Do you plan to attend 2014 FIFA World Cup or 2016 Olympic Games in Rio de Janeiro? If so, the city is already getting ready to welcome you. Here is how Rio is using technology and data management to get smarter.

Manage information to avoid tragedies

In April 2010, the State of Rio de Janeiro was hit by a natural disaster, when floods and mudslides killed over 200 people and made 15,000 homeless. Worse, Rio de Janeiro’s Mayor admitted that Rio’s preparedness was “less than zero”. To avoid similar tragedies, the city had until the next rainy season to prepare. This led to the creation of Rio Operations Center in partnership with IBM. It opened its doors on December 31st 2010, only a few months after the catastrophe.
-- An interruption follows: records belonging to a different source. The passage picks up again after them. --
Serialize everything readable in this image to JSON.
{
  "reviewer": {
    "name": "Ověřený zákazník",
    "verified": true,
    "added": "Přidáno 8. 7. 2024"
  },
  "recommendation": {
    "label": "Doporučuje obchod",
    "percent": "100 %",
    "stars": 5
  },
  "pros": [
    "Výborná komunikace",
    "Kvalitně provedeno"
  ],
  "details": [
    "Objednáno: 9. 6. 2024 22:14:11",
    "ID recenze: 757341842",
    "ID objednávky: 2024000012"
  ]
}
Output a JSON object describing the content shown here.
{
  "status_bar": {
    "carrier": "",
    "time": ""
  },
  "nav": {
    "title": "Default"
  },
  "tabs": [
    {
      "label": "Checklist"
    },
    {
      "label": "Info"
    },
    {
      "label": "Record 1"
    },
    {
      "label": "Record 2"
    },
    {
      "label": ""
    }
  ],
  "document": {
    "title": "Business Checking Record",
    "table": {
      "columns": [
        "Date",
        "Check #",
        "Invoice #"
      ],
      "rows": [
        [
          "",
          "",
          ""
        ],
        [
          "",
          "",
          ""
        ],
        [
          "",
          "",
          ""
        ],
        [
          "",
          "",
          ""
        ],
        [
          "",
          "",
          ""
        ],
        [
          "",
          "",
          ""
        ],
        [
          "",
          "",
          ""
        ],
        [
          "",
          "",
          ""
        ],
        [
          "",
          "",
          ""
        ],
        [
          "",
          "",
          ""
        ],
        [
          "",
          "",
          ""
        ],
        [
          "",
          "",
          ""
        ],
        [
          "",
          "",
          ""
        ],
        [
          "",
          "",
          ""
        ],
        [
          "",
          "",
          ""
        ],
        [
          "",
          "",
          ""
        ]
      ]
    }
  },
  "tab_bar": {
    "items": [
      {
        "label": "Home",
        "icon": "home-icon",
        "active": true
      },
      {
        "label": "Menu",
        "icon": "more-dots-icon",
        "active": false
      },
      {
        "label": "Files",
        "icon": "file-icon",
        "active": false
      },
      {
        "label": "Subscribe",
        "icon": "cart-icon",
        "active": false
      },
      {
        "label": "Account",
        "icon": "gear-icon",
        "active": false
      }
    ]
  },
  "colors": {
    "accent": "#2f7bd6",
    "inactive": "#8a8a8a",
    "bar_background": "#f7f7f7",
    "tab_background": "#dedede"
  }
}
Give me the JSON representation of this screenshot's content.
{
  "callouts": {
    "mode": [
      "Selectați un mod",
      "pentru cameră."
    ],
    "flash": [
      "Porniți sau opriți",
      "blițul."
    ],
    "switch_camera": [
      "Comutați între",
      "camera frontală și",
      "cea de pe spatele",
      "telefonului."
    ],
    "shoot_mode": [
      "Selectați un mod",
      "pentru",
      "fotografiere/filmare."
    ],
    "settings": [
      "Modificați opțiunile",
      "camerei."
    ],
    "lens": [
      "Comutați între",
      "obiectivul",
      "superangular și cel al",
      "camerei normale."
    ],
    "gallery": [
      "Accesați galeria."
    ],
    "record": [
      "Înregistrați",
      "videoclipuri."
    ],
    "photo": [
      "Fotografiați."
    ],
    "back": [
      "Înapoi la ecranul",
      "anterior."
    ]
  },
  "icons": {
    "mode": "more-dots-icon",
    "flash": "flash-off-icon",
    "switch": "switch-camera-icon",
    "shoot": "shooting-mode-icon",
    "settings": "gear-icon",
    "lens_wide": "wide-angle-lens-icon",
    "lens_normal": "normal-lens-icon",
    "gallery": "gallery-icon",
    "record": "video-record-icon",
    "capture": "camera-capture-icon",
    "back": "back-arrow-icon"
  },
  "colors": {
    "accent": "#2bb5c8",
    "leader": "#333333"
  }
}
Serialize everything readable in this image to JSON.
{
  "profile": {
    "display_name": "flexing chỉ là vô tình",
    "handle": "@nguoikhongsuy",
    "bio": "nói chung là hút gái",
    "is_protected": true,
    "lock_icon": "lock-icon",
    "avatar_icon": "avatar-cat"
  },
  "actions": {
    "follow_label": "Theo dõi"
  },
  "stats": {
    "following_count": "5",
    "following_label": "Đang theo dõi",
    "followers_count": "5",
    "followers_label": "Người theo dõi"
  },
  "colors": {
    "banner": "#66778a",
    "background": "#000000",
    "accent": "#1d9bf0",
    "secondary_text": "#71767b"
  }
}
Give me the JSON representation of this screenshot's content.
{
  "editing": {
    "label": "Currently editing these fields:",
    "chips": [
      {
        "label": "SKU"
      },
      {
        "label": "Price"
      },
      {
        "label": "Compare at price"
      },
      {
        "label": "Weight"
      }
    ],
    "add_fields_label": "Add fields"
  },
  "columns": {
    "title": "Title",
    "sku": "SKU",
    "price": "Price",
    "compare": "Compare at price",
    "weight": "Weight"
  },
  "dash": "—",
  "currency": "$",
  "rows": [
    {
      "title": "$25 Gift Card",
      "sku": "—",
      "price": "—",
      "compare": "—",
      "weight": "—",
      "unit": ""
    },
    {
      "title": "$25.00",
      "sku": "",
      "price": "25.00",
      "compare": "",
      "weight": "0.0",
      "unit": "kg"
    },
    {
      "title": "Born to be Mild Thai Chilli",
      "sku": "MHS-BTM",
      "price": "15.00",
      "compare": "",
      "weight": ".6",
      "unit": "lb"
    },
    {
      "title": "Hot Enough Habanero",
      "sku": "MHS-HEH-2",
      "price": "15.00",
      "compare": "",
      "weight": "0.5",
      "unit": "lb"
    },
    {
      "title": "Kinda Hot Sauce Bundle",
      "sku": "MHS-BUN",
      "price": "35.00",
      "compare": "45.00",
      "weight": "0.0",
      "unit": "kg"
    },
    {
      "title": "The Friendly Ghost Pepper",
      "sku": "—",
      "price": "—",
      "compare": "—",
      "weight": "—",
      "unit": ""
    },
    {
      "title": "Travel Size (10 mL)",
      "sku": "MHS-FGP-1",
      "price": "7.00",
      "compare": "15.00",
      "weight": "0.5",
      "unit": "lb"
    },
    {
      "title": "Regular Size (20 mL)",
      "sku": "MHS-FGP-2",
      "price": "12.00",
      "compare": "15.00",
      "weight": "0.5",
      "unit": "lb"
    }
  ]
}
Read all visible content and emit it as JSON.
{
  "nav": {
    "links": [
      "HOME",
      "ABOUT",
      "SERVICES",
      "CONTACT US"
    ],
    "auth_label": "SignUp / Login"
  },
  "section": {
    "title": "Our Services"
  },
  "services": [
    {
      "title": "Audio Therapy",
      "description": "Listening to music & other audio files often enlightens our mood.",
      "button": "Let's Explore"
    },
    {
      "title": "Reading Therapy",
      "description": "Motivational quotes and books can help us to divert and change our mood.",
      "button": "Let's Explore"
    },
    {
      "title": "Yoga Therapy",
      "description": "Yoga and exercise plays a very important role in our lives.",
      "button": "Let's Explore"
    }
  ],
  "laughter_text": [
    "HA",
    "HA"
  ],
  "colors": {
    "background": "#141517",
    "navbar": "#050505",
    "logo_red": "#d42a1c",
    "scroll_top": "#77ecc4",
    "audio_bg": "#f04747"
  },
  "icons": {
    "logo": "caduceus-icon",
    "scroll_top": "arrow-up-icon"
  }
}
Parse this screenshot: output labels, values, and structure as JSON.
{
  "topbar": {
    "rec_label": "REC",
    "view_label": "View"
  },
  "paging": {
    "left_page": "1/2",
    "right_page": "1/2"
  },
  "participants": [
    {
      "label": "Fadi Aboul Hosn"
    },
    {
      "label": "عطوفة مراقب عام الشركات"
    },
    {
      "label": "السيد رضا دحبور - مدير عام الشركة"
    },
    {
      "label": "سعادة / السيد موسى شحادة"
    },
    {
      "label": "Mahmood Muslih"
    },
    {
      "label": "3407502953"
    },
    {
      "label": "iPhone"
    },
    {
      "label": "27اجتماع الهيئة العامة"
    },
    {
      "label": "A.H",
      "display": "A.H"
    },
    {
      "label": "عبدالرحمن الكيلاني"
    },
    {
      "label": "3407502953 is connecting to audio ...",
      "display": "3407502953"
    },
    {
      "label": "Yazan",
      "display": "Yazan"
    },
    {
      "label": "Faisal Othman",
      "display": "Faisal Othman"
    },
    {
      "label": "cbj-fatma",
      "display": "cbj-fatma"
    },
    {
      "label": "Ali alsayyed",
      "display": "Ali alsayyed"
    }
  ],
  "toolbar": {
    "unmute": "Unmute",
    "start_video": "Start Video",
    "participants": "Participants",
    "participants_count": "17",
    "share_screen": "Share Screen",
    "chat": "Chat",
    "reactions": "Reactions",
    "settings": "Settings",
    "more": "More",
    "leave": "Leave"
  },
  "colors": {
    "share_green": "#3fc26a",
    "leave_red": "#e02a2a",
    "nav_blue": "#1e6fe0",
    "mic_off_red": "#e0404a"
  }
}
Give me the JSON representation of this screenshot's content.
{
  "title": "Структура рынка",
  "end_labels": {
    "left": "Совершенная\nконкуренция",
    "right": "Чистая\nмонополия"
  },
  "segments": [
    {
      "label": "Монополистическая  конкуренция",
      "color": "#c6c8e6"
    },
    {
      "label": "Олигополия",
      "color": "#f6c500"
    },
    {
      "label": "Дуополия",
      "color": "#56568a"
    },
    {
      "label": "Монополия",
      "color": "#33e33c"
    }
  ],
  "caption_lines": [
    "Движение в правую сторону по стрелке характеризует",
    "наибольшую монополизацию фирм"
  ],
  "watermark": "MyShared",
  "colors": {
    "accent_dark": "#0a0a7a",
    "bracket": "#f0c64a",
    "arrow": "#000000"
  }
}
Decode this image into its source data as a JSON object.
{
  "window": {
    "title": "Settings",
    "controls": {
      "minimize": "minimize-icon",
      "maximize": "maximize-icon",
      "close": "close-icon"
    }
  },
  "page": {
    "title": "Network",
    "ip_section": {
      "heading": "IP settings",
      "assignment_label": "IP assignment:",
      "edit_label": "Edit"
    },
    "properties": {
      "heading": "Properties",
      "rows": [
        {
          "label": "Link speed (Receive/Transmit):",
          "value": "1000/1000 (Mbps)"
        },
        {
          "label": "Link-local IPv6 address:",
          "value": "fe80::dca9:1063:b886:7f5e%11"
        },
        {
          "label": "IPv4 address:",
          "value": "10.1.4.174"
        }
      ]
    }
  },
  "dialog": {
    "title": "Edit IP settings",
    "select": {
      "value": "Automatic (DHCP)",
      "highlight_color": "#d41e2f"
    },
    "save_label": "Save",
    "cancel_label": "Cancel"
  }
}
Rio Operations Center, the city’s control room

Although its initial focus was floods, the scope of Rio Operations Center expanded considerably. Beyond managing all emergency response situations, it’s also the city’s information management center. It monitors transportation, water, weather and energy 24/7, 365 days a year.

The Center is part of the Smarter Cities initiative that IBM has been promoting since 2007. The group, which celebrated its 100th anniversary in June, has launched similar projects in cities such as New York City or Gauteng in South Africa. However, Rio is its most ambitious initiative to date, as part of the major transformations the city is going through ahead of the World Cup and Olympics.

Located in Cidade Nova, the Rio Operations Center will integrate and interconnect information from multiple government departments and public agencies in the municipality to improve city safety and responsiveness to various types of incidents, such as flash floods and landslides.
The agreement also requires IBM to develop a high-resolution weather forecasting and hydrological modeling system (PMAR) for Rio de Janeiro. The PMAR will be helpful in predicting heavy rains up to 48 hours in advance.
The Rio de Janeiro operation center is a major project for IBM’s ninth Research Lab — recently opened in Brazil.

Rio de Janeiro favelas to get facelift as Brazil invests billions in redesign | World news | The Guardian
With the 2014 World Cup and 2016 Olympics on the horizon, authorities are engaging in two simultaneous battles to improve life in the favelas: implementing “pioneering” pacification schemes in the slums and splashing out billions of dollars remodelling the favelas as part of an urbanisation initiative called Morar Carioca (roughly “Rio Living”).

Rio de Janeiro favelas to get facelift as Brazil invests billions in redesign | World news | The Guardian

With the 2014 World Cup and 2016 Olympics on the horizon, authorities are engaging in two simultaneous battles to improve life in the favelas: implementing “pioneering” pacification schemes in the slums and splashing out billions of dollars remodelling the favelas as part of an urbanisation initiative called Morar Carioca (roughly “Rio Living”).